Recognizing the genetic diversity within and among collections of allopatric Oncorhynchus mykiss is critical to understanding and monitoring the dynamics of the metapopulation structure of a species with resident and anadromous life history forms.  For over 100 years, two dams blocked upstream migration of anadromous steelhead on the Elwha River, Washington, USA.  Prior to the removal of two dams (completed in 2015), collections were made from 17 sites in the river, and the pattern of genetic diversity and connectivity evaluated among 30 collections of resident rainbow trout, steelhead, hatchery steelhead, and hatchery-derived rainbow trout (1949 individuals) using 13 microsatellite loci.  Wild origin steelhead return to spawn below the dam and are genetically distinguishable from upriver (above dam) resident rainbow trout (FST = 0.038), and the resident rainbow trout segregated into two distinct groups (FST = 0.045).  Non-native origin hatchery steelhead vary from the indigenous steelhead (FST = 0.029) and the hatchery trout differ from the resident trout (FST = 0.0163).  Hatchery influence in the natural-spawning steelhead collections is minimal.  Collections of resident rainbow trout from the upper portion of the basin are distinguished by lower estimates of genetic variability (He, AR, and A/L) and Ne from resident rainbow trout in the middle reaches of the Elwha River.   The break between the two trout groups coincides with Rica Canyon, eight river kilometers upstream of the former Glines Canyon Dam (the former upstream dam).  Two collections located between Rica Canyon and the former Glines Canyon Dam are genetically more similar to the middle river resident rainbow trout group.  This suggests that the biogeographic barrier between the upper and middle trout groups existed before the dam was constructed, and that the two groups represent historic O. mykiss groups.  Adult O. mykiss returning to the hatchery trap at river kilometer 3 from 2012-2014 (n = 139) were primarily Elwha River fish (76% wild Elwha steelhead and 4% Elwha rainbow trout) with remaining fish assigned to other steelhead stocks in Puget Sound and along the Washington coast.  These results highlight the need for conservation efforts to include fine-scale evaluations of population structure of riverine fishes above barriers, which may include the progeny of residualized anadromous fish, to better inform recovery efforts and develop appropriate goals for both preserving resident populations and reestablishing anadromous populations.

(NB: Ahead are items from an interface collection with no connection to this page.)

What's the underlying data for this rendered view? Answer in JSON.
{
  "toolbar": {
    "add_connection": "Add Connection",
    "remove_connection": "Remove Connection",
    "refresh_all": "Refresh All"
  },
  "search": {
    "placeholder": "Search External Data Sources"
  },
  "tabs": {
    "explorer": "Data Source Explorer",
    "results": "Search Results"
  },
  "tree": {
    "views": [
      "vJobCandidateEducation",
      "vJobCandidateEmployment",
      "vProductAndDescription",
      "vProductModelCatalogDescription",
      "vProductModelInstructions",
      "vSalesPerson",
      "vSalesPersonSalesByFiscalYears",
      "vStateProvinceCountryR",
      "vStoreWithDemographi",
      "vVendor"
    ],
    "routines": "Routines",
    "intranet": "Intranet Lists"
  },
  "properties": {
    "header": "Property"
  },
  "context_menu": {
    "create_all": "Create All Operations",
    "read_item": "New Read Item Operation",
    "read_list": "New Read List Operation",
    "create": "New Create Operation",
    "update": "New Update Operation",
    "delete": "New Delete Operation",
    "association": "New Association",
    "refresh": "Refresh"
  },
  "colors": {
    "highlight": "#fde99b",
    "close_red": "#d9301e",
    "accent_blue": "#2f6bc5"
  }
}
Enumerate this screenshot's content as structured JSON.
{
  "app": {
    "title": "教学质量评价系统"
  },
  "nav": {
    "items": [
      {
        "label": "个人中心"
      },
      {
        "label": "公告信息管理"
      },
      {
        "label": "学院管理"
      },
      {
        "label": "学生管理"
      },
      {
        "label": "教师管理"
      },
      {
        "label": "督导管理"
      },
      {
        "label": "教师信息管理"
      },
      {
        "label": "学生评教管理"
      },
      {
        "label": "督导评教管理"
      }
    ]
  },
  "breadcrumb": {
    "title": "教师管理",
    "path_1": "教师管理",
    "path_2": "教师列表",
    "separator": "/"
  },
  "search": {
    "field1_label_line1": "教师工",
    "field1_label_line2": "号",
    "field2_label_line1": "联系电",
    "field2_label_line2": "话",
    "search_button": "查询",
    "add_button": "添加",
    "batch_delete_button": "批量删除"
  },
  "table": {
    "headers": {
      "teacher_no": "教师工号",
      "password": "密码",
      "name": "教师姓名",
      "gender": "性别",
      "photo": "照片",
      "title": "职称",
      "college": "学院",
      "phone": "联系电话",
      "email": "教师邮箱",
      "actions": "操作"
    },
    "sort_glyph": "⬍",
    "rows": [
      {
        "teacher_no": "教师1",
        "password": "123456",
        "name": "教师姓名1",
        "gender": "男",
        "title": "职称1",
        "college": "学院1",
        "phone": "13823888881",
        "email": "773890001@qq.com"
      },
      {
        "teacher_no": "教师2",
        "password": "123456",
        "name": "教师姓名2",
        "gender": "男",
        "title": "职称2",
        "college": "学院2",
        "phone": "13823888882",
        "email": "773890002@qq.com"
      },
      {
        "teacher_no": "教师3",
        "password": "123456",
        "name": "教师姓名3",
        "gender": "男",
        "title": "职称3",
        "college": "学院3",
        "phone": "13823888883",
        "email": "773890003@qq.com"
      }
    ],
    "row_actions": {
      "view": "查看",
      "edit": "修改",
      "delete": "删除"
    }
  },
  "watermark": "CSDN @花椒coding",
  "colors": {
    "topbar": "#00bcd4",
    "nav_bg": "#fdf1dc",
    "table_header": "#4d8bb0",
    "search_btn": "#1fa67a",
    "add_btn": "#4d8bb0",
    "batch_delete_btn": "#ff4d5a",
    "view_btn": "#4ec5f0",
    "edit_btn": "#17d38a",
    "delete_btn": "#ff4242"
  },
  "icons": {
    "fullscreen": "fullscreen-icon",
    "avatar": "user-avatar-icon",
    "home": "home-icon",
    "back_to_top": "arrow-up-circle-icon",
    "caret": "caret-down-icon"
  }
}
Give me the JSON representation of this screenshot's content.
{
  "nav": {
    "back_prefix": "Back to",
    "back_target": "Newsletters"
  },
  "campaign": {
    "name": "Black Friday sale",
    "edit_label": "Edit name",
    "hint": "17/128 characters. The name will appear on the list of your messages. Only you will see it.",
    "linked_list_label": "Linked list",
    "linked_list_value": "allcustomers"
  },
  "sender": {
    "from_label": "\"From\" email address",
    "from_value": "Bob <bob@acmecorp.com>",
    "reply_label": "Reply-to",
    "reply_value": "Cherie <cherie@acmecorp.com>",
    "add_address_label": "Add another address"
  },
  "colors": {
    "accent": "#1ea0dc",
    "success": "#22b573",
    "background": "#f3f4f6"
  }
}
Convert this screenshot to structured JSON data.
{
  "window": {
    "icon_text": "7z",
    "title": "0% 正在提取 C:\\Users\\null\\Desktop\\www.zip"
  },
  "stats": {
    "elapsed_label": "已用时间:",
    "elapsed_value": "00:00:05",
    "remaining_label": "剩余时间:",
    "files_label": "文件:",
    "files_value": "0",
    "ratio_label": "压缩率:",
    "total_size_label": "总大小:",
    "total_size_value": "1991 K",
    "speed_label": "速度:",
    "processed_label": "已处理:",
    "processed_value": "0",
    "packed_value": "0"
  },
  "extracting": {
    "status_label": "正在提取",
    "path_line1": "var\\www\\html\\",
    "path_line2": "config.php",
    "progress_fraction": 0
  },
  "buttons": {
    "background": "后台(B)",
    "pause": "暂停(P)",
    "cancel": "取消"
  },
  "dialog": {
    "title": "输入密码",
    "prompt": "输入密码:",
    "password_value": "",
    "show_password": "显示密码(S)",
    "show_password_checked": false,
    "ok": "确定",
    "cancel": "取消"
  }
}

Theme: Recovery and rebuilding of marine and coastal species
Foci: Develop methods to use physiological, biological and behavioral information to predict population-level processes.